it got me thinking about all of the terrain vagues across the U.S. that are not actively being used for whatever reason.  detroit has long been held up as urban decay’s cautionary tale – what happens to an urban ecosystem when decentralized spraw renders the center a ghetto and no manner of re-use or gentrification can find a solution (i think the most recent solution proposed by detroit’s urban planners is to simply reclaim all of the terrains vagues by plowing them under and re-introducing giant green spaces to the center of the city.)

meanwhile, documentation of this urban decay is very popular with photographers.  many strangely beautiful, sometimes almost fetishised images are the result.

some images by photographers Yves Marchand and Romain Meffre:

and a few images by photographer andrew moore:

more strange urban heterotopias

by cindy

new york city is filled with strange enclosed spaces designed to offer some form of health or wellness retreat from the modern challenges of “normal urban” spaces.

behold the nap heterotopia on the 22nd floor of the empire state building.


and in chelsea, a series of therapeutic salt caves.



Post your site tags to the WASTEmap

Everyone please add your  site tags to the WASTEmap, which is set up as a custom google map called [urbanmedialabWASTEmap].  Since the google map can accommodate media rich descriptions, there is no longer any need to post your site tags to our course website as blog contributions. A few bullet points about the google map:

  • You should have each already received and confirmed an invitation to this map as a collaborator; if you have not, or you are confused, email me immediately.
  • If you’re new to google maps and could use some how-tos, see this Google Maps User Guide.
  • Once you click the edit button to the upper right of the map name and description, you will see a toolbar. You will tag your sites using the icon tool, or the line/shape tool (again, see user guide for very simple how-to. If I could figure this out, then you can. I am old.
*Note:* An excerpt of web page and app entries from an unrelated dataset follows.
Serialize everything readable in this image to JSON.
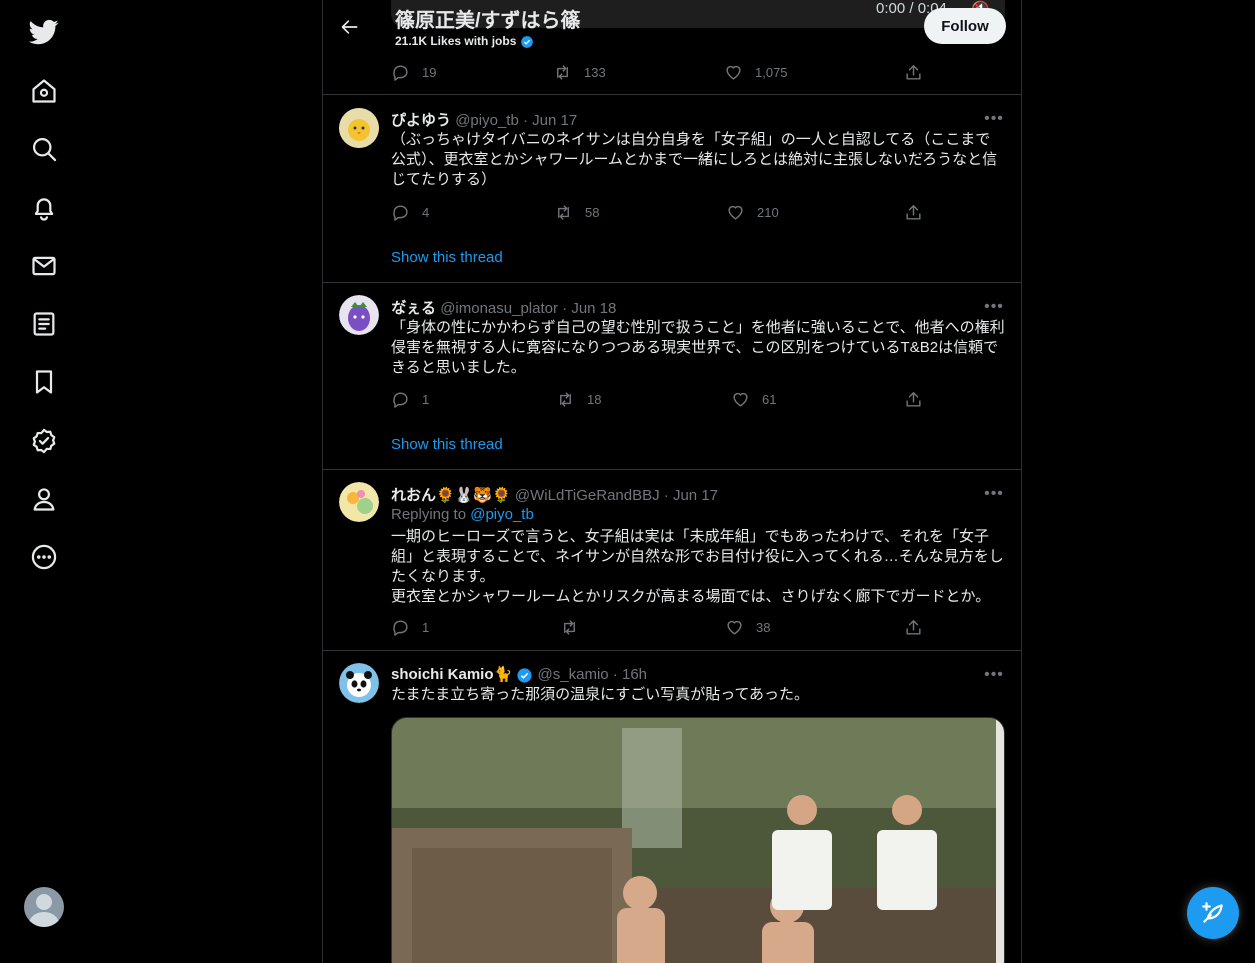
{
  "nav": {
    "items": [
      "twitter-logo",
      "home",
      "explore",
      "notifications",
      "messages",
      "lists",
      "bookmarks",
      "verified",
      "profile",
      "more"
    ]
  },
  "header": {
    "profile_name": "篠原正美/すずはら篠",
    "sub_text": "21.1K Likes",
    "sub_overlay": "with jobs",
    "follow_label": "Follow",
    "video_time": "0:00 / 0:04",
    "stats": {
      "replies": "19",
      "retweets": "133",
      "likes": "1,075"
    }
  },
  "tweets": [
    {
      "name": "ぴよゆう",
      "handle": "@piyo_tb",
      "date": "Jun 17",
      "text": "（ぶっちゃけタイバニのネイサンは自分自身を「女子組」の一人と自認してる（ここまで公式）、更衣室とかシャワールームとかまで一緒にしろとは絶対に主張しないだろうなと信じてたりする）",
      "replies": "4",
      "retweets": "58",
      "likes": "210",
      "show_thread": "Show this thread"
    },
    {
      "name": "な゙ぇる",
      "handle": "@imonasu_plator",
      "date": "Jun 18",
      "text": "「身体の性にかかわらず自己の望む性別で扱うこと」を他者に強いることで、他者への権利侵害を無視する人に寛容になりつつある現実世界で、この区別をつけているT&B2は信頼できると思いました。",
      "replies": "1",
      "retweets": "18",
      "likes": "61",
      "show_thread": "Show this thread"
    },
    {
      "name": "れおん🌻🐰🐯🌻",
      "handle": "@WiLdTiGeRandBBJ",
      "date": "Jun 17",
      "replying_label": "Replying to",
      "replying_to": "@piyo_tb",
      "text": "一期のヒーローズで言うと、女子組は実は「未成年組」でもあったわけで、それを「女子組」と表現することで、ネイサンが自然な形でお目付け役に入ってくれる…そんな見方をしたくなります。\n更衣室とかシャワールームとかリスクが高まる場面では、さりげなく廊下でガードとか。",
      "replies": "1",
      "retweets": "",
      "likes": "38"
    },
    {
      "name": "shoichi Kamio🐈",
      "handle": "@s_kamio",
      "date": "16h",
      "text": "たまたま立ち寄った那須の温泉にすごい写真が貼ってあった。"
    }
  ],
  "colors": {
    "accent": "#1d9bf0",
    "background": "#000000",
    "text": "#e7e9ea",
    "muted": "#71767b",
    "border": "#2f3336"
  }
}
And not media savvy.)
  • When choosing a color for your site marker, please refer to the map key for classification of sites.
  • Once you drag your icon (or draw a shape), an editing box will pop up. This is where you are filling out your site description! USE the rich text and HTML editing functions to format your description, add text, image, video, etc… Your google map site tags should be as interesting and dynamic as the ones that were posted to the blog last week.
  • From here, the field is wide open… As you play with it, experiment broadly, and please make any and all suggestions re the interface itself.
  • Note this week you are choosing two sites to tag, rather than picking from a list. (The course schedule has been updated with all readings and site tag directives.)